Your goal
From the data that follows, copy every line holding the string "options".
═════ Extracted information
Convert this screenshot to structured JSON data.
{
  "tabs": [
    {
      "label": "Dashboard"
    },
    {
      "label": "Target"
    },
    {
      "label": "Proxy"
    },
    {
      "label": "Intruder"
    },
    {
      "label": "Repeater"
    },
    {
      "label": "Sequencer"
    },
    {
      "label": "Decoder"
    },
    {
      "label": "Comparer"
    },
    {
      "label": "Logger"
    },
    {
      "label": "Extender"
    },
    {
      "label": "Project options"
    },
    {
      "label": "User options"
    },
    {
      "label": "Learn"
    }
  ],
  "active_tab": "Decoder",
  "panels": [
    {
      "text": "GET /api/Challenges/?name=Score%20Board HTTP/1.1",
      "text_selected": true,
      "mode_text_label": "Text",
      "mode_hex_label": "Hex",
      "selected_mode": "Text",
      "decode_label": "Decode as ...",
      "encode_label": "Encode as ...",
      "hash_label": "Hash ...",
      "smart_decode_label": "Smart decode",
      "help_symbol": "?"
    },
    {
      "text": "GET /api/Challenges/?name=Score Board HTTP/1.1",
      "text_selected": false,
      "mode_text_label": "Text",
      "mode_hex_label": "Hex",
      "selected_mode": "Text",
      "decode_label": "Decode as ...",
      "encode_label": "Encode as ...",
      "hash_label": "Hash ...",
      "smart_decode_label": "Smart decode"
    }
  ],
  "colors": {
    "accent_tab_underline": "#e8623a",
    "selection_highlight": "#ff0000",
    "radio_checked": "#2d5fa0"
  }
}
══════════
Answer box
      "label": "Project options"
      "label": "User options"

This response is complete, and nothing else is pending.